About 50% (18/39) of the seroconverters were aged 20 years and below at enrollment but of note are the four that were still teenagers when they acquired HIV. These four teenagers initiated sex, became pregnant, acquired HIV (and possibly other STIs) and gave birth, all in a short period before becoming mature adults.
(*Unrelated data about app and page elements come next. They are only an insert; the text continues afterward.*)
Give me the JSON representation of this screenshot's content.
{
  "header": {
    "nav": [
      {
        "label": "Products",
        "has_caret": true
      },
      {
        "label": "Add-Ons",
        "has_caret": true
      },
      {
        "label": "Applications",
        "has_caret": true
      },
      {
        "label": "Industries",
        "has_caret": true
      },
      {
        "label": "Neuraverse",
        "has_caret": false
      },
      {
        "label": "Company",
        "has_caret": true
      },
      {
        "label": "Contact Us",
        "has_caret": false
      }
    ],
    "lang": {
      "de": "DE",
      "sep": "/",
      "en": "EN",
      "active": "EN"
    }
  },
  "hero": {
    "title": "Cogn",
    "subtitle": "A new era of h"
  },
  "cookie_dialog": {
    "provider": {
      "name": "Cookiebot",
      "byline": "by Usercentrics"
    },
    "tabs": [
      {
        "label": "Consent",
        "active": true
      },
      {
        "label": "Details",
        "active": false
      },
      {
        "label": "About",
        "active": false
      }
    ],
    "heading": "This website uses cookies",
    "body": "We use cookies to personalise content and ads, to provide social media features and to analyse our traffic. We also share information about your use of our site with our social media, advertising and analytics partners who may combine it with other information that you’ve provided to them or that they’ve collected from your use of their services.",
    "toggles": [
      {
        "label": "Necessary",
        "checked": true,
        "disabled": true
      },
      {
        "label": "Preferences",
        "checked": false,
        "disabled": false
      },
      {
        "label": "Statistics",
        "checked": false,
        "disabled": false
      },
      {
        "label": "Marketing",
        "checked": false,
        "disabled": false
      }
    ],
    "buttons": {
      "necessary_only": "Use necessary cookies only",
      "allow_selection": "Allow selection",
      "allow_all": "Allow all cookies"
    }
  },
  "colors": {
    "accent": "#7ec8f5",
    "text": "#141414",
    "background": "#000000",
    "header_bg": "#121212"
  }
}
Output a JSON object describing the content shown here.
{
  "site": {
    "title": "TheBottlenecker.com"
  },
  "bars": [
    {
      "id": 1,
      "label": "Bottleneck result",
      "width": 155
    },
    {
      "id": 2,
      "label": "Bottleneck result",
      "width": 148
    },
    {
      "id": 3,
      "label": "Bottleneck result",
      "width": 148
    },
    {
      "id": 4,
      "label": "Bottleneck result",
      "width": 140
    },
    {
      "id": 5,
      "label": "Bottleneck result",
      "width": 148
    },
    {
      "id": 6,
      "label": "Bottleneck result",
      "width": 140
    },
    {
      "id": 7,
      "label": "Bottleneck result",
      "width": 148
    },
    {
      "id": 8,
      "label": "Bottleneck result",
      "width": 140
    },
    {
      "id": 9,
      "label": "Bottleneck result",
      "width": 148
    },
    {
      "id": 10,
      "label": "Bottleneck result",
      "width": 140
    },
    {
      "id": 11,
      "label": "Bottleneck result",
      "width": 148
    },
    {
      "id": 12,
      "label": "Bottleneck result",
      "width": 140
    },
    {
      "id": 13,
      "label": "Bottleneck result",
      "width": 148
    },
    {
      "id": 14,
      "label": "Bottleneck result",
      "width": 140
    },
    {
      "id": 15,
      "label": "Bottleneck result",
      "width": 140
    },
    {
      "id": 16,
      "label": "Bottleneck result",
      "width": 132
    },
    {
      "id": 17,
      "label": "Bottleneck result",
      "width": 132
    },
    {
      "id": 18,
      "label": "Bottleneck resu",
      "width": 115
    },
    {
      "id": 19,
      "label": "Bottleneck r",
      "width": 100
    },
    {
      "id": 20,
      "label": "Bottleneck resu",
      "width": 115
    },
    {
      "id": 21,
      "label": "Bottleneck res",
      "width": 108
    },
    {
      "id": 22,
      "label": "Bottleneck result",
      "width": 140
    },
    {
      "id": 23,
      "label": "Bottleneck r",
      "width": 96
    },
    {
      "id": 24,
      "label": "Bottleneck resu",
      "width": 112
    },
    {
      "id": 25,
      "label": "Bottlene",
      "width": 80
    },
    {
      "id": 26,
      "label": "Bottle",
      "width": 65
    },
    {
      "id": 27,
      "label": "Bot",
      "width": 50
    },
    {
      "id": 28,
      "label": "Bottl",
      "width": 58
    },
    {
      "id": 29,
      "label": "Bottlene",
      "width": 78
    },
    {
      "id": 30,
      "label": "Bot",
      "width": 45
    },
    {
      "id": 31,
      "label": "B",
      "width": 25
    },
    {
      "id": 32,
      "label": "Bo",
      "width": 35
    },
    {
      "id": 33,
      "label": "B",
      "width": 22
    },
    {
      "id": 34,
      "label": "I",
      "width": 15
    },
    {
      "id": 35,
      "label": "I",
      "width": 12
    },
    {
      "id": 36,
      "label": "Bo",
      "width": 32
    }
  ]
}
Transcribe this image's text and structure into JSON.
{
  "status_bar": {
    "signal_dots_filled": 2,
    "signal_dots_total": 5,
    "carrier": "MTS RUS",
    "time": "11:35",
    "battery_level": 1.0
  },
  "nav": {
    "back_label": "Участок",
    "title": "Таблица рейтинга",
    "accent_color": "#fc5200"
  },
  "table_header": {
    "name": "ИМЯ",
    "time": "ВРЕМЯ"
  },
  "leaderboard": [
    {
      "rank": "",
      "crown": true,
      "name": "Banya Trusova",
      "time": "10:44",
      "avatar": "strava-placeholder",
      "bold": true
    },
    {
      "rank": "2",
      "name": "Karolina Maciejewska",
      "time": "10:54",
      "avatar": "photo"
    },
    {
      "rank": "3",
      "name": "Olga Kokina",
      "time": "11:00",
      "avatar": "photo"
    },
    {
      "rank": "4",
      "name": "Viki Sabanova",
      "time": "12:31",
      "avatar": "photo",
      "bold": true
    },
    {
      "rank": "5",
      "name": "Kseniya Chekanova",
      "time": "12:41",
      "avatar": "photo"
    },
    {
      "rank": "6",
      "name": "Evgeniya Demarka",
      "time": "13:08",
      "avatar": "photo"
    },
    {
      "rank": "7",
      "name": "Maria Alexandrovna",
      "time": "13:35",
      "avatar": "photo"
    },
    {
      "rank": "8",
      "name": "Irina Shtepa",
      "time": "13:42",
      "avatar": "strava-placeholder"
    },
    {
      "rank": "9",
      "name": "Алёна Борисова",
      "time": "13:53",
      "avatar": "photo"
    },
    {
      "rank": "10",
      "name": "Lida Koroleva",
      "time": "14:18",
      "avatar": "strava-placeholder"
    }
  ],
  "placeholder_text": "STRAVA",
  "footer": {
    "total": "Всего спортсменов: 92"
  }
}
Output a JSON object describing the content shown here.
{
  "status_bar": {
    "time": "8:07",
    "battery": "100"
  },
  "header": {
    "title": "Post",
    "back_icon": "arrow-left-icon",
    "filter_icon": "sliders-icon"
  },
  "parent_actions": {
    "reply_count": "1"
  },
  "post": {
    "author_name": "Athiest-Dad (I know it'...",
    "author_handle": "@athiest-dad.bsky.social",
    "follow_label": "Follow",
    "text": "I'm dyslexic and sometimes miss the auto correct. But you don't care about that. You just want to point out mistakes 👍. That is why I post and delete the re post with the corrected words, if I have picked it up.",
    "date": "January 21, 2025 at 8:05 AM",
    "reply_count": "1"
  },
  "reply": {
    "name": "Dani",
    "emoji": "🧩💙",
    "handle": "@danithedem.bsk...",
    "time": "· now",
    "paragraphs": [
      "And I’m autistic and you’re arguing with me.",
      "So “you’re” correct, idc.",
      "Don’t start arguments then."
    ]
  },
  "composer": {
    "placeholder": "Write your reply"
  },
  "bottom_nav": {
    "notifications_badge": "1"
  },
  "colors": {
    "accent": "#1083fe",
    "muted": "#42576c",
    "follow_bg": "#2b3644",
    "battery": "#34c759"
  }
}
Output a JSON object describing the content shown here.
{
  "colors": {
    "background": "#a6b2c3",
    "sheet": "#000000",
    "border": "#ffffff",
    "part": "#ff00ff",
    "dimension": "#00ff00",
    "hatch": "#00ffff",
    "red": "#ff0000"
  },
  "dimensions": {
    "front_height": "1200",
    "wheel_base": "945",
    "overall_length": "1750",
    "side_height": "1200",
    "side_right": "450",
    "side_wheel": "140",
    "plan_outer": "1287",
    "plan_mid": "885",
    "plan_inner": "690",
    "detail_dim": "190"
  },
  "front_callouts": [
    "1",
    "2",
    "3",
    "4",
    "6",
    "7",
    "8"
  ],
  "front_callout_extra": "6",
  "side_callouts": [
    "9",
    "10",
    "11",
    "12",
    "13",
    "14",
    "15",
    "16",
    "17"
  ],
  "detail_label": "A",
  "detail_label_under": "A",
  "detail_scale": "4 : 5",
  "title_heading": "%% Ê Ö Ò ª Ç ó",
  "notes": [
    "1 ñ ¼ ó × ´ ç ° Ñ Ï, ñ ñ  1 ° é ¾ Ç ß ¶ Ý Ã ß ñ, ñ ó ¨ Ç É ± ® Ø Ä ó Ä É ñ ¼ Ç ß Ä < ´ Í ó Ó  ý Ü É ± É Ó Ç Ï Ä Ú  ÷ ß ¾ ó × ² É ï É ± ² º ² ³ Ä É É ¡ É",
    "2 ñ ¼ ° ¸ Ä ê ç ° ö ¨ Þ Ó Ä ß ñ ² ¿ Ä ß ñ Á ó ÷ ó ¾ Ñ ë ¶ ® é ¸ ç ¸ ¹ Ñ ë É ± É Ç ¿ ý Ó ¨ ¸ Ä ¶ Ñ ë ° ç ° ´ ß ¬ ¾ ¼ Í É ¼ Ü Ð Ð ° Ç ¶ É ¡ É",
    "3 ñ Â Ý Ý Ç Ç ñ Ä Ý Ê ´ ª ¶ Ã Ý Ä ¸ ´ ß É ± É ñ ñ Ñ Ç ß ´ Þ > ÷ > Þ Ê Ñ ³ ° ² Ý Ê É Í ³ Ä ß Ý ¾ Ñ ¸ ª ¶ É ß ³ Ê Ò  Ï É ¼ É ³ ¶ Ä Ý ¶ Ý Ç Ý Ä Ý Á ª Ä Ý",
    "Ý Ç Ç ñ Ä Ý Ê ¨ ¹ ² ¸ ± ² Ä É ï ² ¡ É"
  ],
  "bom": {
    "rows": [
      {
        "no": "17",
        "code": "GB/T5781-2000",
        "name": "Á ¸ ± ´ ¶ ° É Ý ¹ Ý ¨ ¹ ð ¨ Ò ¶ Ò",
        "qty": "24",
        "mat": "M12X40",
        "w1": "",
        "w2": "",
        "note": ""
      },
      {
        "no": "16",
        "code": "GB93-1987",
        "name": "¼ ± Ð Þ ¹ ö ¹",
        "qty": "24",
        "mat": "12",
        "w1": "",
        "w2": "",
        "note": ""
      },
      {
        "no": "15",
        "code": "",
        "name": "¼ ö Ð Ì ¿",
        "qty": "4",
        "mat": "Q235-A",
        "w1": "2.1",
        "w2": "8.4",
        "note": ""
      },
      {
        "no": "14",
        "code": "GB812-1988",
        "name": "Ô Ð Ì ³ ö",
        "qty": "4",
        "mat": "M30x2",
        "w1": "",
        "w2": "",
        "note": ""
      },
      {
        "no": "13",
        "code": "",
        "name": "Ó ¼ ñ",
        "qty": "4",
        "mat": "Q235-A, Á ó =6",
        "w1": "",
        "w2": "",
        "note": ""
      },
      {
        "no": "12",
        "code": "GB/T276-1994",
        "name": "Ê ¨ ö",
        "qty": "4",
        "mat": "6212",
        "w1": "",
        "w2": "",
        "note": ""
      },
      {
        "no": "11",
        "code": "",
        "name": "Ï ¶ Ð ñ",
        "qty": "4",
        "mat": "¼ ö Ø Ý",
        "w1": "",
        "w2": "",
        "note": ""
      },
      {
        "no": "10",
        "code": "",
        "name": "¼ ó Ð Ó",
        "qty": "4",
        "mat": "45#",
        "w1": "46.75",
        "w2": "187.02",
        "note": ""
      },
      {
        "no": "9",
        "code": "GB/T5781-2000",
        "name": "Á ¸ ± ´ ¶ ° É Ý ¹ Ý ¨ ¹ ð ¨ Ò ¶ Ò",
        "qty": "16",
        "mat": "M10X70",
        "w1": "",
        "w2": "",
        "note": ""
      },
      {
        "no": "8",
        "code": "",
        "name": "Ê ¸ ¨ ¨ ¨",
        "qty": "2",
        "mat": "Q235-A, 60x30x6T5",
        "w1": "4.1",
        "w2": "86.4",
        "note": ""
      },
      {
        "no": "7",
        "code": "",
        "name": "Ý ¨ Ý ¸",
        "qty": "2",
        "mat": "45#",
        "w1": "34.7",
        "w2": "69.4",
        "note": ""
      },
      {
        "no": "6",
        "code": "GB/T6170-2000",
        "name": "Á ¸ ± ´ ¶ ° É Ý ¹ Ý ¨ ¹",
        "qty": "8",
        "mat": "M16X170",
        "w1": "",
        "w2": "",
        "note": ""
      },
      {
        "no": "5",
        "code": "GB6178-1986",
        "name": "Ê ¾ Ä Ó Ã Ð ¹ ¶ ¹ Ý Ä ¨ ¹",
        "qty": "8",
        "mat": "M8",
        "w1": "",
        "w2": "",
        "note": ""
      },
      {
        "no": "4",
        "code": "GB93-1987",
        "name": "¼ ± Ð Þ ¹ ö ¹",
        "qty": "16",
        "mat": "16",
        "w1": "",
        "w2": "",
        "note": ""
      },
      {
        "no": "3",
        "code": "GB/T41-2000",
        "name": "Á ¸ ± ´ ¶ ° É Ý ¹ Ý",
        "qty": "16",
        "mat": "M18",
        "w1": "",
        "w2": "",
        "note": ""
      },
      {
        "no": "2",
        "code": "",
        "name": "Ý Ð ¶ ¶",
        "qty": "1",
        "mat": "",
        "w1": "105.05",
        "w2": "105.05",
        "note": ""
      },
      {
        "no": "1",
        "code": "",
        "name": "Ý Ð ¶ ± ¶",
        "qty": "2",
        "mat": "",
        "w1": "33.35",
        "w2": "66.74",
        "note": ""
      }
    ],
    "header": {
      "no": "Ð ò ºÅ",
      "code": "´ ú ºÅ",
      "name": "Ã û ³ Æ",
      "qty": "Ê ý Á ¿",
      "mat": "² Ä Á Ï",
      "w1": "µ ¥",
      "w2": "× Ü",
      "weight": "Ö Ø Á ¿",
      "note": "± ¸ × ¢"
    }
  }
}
Better health for young women and men is most likely to be achieved if youths delay their sexual debut until they are physically and mentally mature to begin their married life . Instead, the young women have relationships with older partners and the age difference between them and their partners is a risk factor for acquisition of HIV . Furthermore, women that knew that their partners had other sexual partners were also at a greater risk of acquiring HIV demonstrating how powerless women are in negotiating safe sex (Table 4). It is therefore imperative for preventive strategies to engage men, especially when almost 100% of married women report having sex with their spouses only . A high incidence in young adults needs to be addressed if a future AIDS-free generation is to be achieved and this has to be addressed from the perspectives of both the young woman and the older partner. Men can be involved by setting up mobile men-friendly reproductive health clinics in industrial areas where they are free to attend to get treatment and/or counseling. The prevalence of HIV at baseline in this cohort was 25.6%. The prevalence has continued to decline to reach 15.1% in 2008  and this decline is attributed primarily to behavior change  yet our study shows that about 90% of both the seroconverters and non-seroconverters in this study do not believe that abstinence protects against HIV (Table 4) even though abstinence, be faithful and condom use (ABC) has been for a long time a cornerstone of HIV prevention strategies.
Following up the same group of participants for a long time has its limitations which may demand careful interpretation of the data. Firstly, there may be a systematic selection of those participants that are less likely to seroconvert thereby leading to a possible underestimation of the true incidence. Secondly, as young people get older a high risk population is removed from the cohort with no replacement and this may again lead to the underestimation of HIV incidence. In this study the youngest woman at enrolment (15 years) was 21 years at the end of the study. Thirdly, the same participants may become targets of several other HIV prevention studies thereby resulting in an apparent reduction of incidence. Finally, the introduction of VCT facilities and the "opt out" option may result in more participants knowing their HIV status thus causing people to less likely acquire HIV .